▸ **Activity**
Your response should contain every line from the data below that holds the string "stage".

[Collected data entries]
........

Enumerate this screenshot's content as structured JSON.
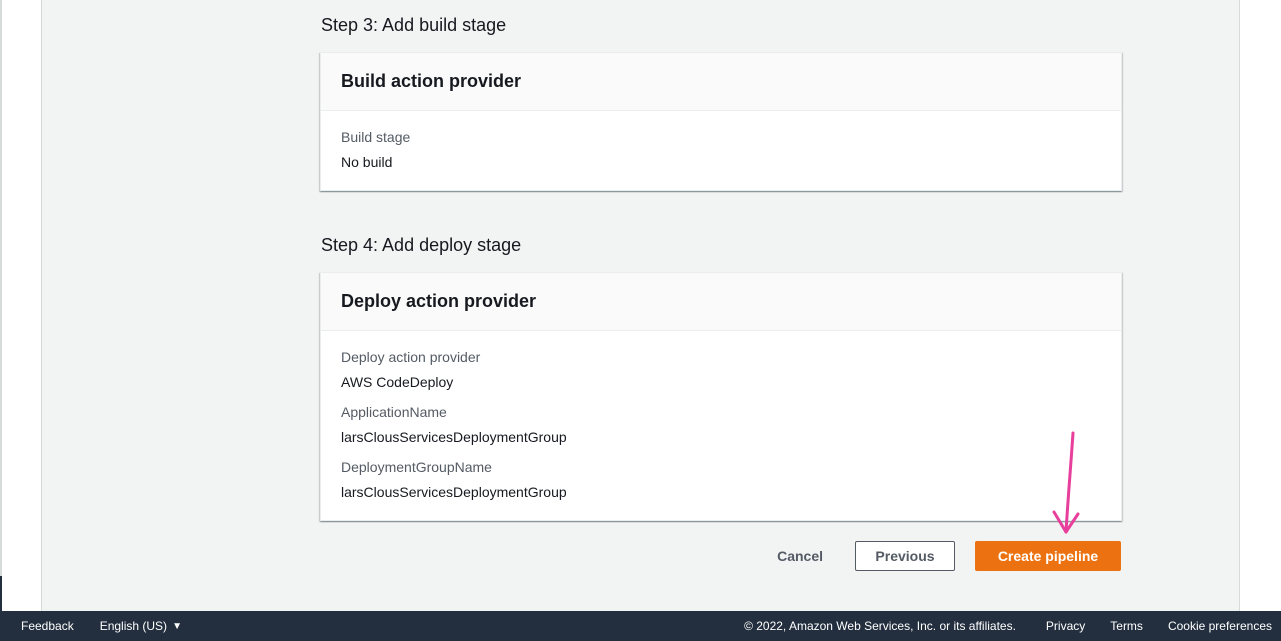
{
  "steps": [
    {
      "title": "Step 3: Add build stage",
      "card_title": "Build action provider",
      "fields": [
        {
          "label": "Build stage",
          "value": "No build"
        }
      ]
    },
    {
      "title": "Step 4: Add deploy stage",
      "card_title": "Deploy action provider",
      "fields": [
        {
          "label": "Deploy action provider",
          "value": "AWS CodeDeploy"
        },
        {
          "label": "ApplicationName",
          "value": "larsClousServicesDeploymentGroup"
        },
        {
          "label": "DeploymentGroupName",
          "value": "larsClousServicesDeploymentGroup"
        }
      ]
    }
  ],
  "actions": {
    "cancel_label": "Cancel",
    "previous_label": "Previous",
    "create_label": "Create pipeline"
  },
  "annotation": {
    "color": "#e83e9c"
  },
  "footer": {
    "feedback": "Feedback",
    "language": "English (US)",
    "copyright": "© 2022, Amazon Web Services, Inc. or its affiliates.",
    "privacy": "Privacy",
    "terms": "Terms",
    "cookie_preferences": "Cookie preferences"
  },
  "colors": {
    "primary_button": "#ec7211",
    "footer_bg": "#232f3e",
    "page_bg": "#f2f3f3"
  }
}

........

▸ **Written response**
      "title": "Step 3: Add build stage",
          "label": "Build stage",
      "title": "Step 4: Add deploy stage",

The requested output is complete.